> [Task brief]:
The answer is an exact repetition of every entry, with all images left out.

[Entries from a dataset of interfaces]
────────

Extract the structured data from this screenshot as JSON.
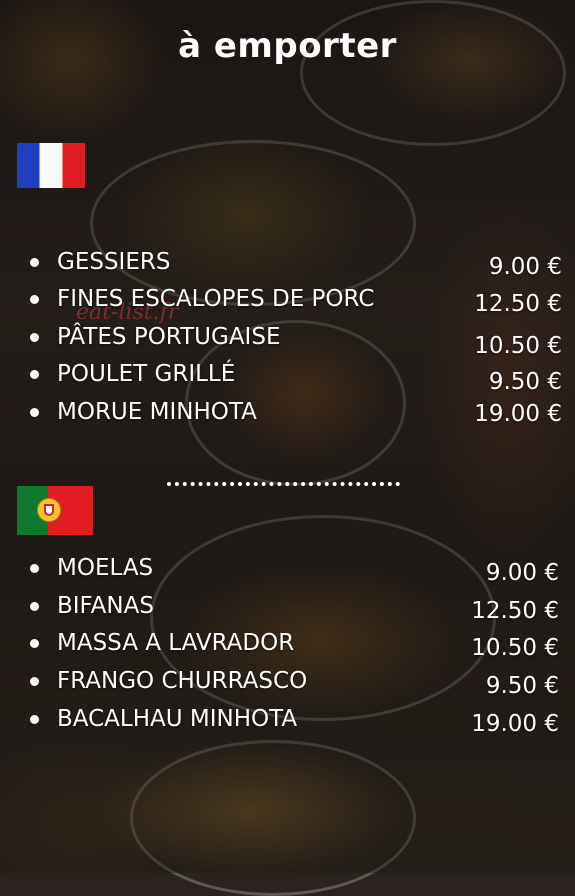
{
  "title": "à emporter",
  "watermark": "eat-list.fr",
  "sections": [
    {
      "flag": "france-flag",
      "items": [
        {
          "name": "GESSIERS",
          "price": "9.00 €"
        },
        {
          "name": "FINES ESCALOPES DE PORC",
          "price": "12.50 €"
        },
        {
          "name": "PÂTES PORTUGAISE",
          "price": "10.50 €"
        },
        {
          "name": "POULET GRILLÉ",
          "price": "9.50 €"
        },
        {
          "name": "MORUE MINHOTA",
          "price": "19.00 €"
        }
      ]
    },
    {
      "flag": "portugal-flag",
      "items": [
        {
          "name": "MOELAS",
          "price": "9.00 €"
        },
        {
          "name": "BIFANAS",
          "price": "12.50 €"
        },
        {
          "name": "MASSA A LAVRADOR",
          "price": "10.50 €"
        },
        {
          "name": "FRANGO CHURRASCO",
          "price": "9.50 €"
        },
        {
          "name": "BACALHAU MINHOTA",
          "price": "19.00 €"
        }
      ]
    }
  ],
  "colors": {
    "text": "#ffffff",
    "fr_blue": "#1f3fc0",
    "fr_red": "#e01b22",
    "pt_green": "#0f7a2d",
    "pt_red": "#e31b23"
  }
}
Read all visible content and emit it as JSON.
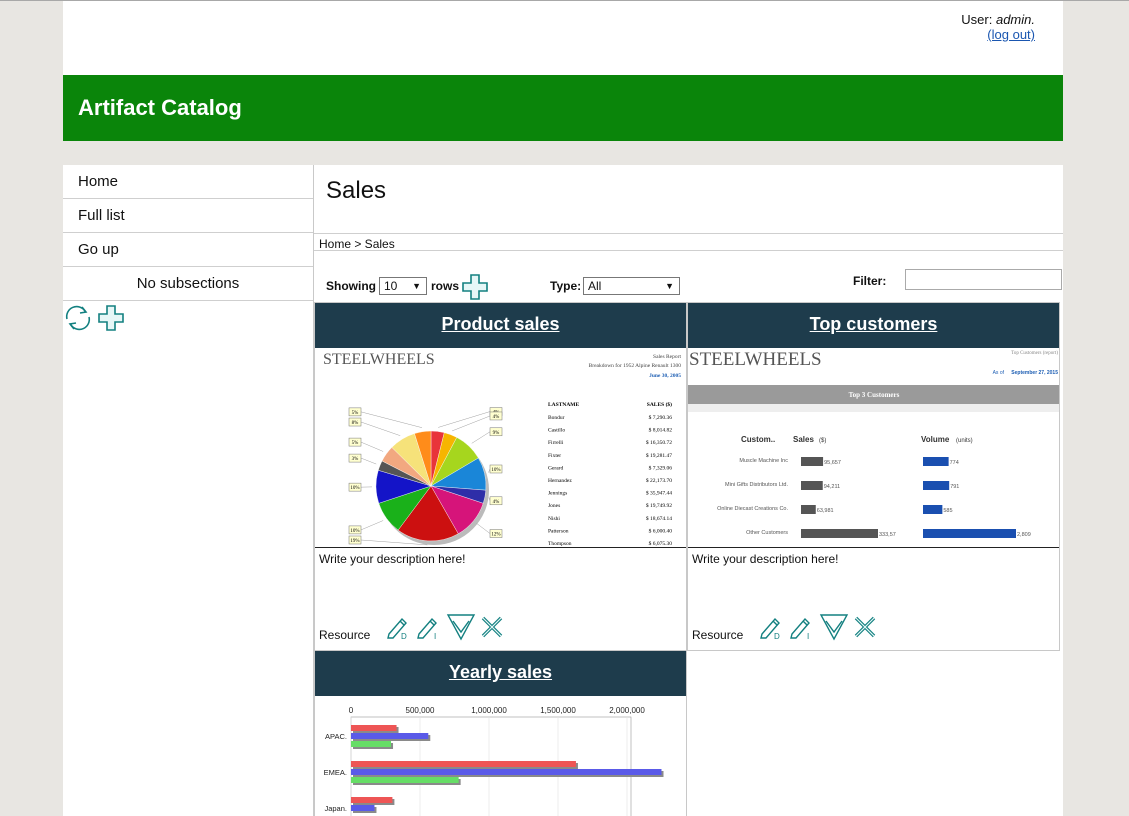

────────

> [Output below]:
Extract the structured data from this screenshot as JSON.
{
  "title": "à emporter",
  "watermark": "eat-list.fr",
  "sections": [
    {
      "flag": "france-flag",
      "items": [
        {
          "name": "GESSIERS",
          "price": "9.00 €"
        },
        {
          "name": "FINES ESCALOPES DE PORC",
          "price": "12.50 €"
        },
        {
          "name": "PÂTES PORTUGAISE",
          "price": "10.50 €"
        },
        {
          "name": "POULET GRILLÉ",
          "price": "9.50 €"
        },
        {
          "name": "MORUE MINHOTA",
          "price": "19.00 €"
        }
      ]
    },
    {
      "flag": "portugal-flag",
      "items": [
        {
          "name": "MOELAS",
          "price": "9.00 €"
        },
        {
          "name": "BIFANAS",
          "price": "12.50 €"
        },
        {
          "name": "MASSA A LAVRADOR",
          "price": "10.50 €"
        },
        {
          "name": "FRANGO CHURRASCO",
          "price": "9.50 €"
        },
        {
          "name": "BACALHAU MINHOTA",
          "price": "19.00 €"
        }
      ]
    }
  ],
  "colors": {
    "text": "#ffffff",
    "fr_blue": "#1f3fc0",
    "fr_red": "#e01b22",
    "pt_green": "#0f7a2d",
    "pt_red": "#e31b23"
  }
}
Read all visible content and emit it as JSON.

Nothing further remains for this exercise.